While 30 per cent is not a huge loss of vision, “it would be like driving through a moderate snowfall or perhaps a very light fog,” says Brian Timney, research scientist and dean of Western’s Faculty of Social Science. “In normal circumstances that would not have much impact on what a person could see, but in more extreme cases where it was a heavy snowstorm or dense fog, it might make the difference between noticing something or not noticing something.”
Two drinks are the limit
The legal limit for driving is a blood alcohol level of .05 per cent in most Canadian provinces and territories. Consuming one or two glasses of wine or beer would not put most Canadians beyond that limit. However, if they do go beyond and are caught, drivers may be fined or have their licenses suspended and they may face higher charges for auto insurance.
Researchers used a grid of black squares on a white background called the Hermann Grid to run their test. It illustrates the way the visual system processes contrast or brightness. Subjects used it when they were sober and again after drinking alcohol and the results were compared.

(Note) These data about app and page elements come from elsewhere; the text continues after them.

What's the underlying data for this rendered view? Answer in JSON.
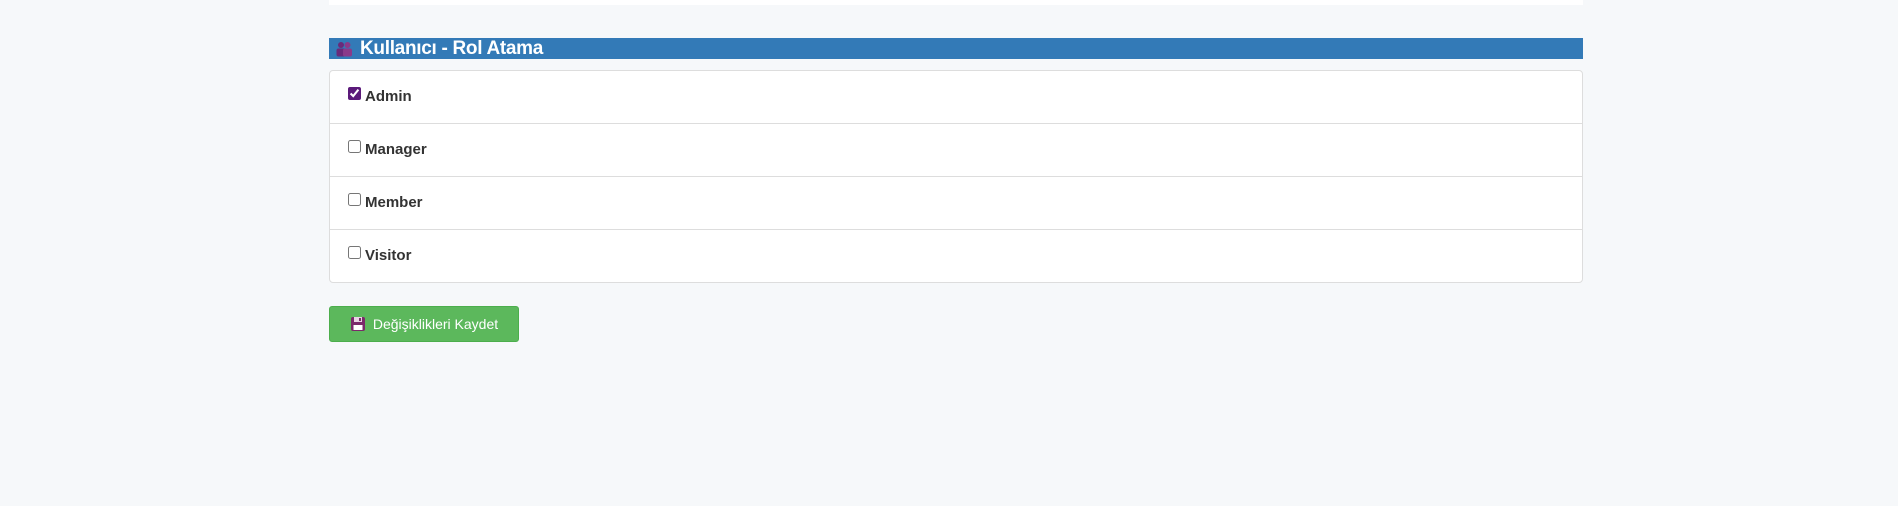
{
  "header": {
    "title": "Kullanıcı - Rol Atama",
    "icon": "users-icon"
  },
  "roles": [
    {
      "label": "Admin",
      "checked": true
    },
    {
      "label": "Manager",
      "checked": false
    },
    {
      "label": "Member",
      "checked": false
    },
    {
      "label": "Visitor",
      "checked": false
    }
  ],
  "save_button": {
    "label": "Değişiklikleri Kaydet",
    "icon": "floppy-disk-icon"
  },
  "colors": {
    "header_bg": "#337ab7",
    "button_bg": "#5cb85c",
    "page_bg": "#f6f8fa"
  }
}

Not a huge impact, but a significant one
“Alcohol has an effect on human vision and a person’s visual sensitivity but it’s not a huge impact, so the notion of being blind drunk, for example, is probably an erroneous one,” concludes Timney. “And it (the study) tells us that the problems that people might be having after they’ve consumed alcohol are not because they don’t see things, but because there are other kinds of impairments that go on…

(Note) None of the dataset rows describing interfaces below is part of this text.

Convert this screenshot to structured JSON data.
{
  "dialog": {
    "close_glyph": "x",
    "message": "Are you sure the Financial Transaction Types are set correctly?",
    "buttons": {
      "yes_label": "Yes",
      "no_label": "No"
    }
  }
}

“It’s one more piece of information that says if you drink, you’re going to have some measure of impairment in different aspects of your system. In this case it’s not a huge impact, but when you take that along with the other kinds of things—the motor impairment, the attention deficit—then you’re going to be less able to do things normally…This (vision impairment) is one more thing that alcohol does that you need to be careful of.”
The study was published in the journal Perception.